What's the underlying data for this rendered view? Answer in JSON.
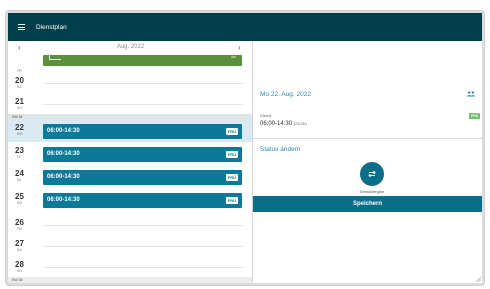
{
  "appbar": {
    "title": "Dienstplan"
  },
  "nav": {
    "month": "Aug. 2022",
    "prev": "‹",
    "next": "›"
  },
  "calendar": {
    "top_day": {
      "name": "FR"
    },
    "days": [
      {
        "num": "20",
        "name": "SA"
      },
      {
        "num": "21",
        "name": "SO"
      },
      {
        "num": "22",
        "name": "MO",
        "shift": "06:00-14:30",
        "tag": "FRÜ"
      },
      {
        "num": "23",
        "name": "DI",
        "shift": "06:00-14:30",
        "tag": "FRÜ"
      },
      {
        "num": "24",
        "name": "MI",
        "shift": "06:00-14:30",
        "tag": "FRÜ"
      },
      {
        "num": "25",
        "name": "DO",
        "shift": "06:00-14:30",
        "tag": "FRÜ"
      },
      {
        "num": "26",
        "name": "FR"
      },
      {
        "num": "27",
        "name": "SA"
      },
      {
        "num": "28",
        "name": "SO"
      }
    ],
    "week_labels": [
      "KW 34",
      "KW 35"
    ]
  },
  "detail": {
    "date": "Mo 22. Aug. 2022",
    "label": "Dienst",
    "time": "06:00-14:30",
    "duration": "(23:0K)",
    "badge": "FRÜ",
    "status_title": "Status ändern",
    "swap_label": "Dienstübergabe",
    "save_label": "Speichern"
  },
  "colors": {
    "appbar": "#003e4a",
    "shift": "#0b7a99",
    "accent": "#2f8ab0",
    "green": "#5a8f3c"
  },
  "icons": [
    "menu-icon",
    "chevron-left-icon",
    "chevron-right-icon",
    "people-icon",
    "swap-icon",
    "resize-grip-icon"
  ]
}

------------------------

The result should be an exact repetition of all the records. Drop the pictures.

# Result for this task:
What's the underlying data for this rendered view? Answer in JSON.
{
  "appbar": {
    "title": "Dienstplan"
  },
  "nav": {
    "month": "Aug. 2022",
    "prev": "‹",
    "next": "›"
  },
  "calendar": {
    "top_day": {
      "name": "FR"
    },
    "days": [
      {
        "num": "20",
        "name": "SA"
      },
      {
        "num": "21",
        "name": "SO"
      },
      {
        "num": "22",
        "name": "MO",
        "shift": "06:00-14:30",
        "tag": "FRÜ"
      },
      {
        "num": "23",
        "name": "DI",
        "shift": "06:00-14:30",
        "tag": "FRÜ"
      },
      {
        "num": "24",
        "name": "MI",
        "shift": "06:00-14:30",
        "tag": "FRÜ"
      },
      {
        "num": "25",
        "name": "DO",
        "shift": "06:00-14:30",
        "tag": "FRÜ"
      },
      {
        "num": "26",
        "name": "FR"
      },
      {
        "num": "27",
        "name": "SA"
      },
      {
        "num": "28",
        "name": "SO"
      }
    ],
    "week_labels": [
      "KW 34",
      "KW 35"
    ]
  },
  "detail": {
    "date": "Mo 22. Aug. 2022",
    "label": "Dienst",
    "time": "06:00-14:30",
    "duration": "(23:0K)",
    "badge": "FRÜ",
    "status_title": "Status ändern",
    "swap_label": "Dienstübergabe",
    "save_label": "Speichern"
  },
  "colors": {
    "appbar": "#003e4a",
    "shift": "#0b7a99",
    "accent": "#2f8ab0",
    "green": "#5a8f3c"
  },
  "icons": [
    "menu-icon",
    "chevron-left-icon",
    "chevron-right-icon",
    "people-icon",
    "swap-icon",
    "resize-grip-icon"
  ]
}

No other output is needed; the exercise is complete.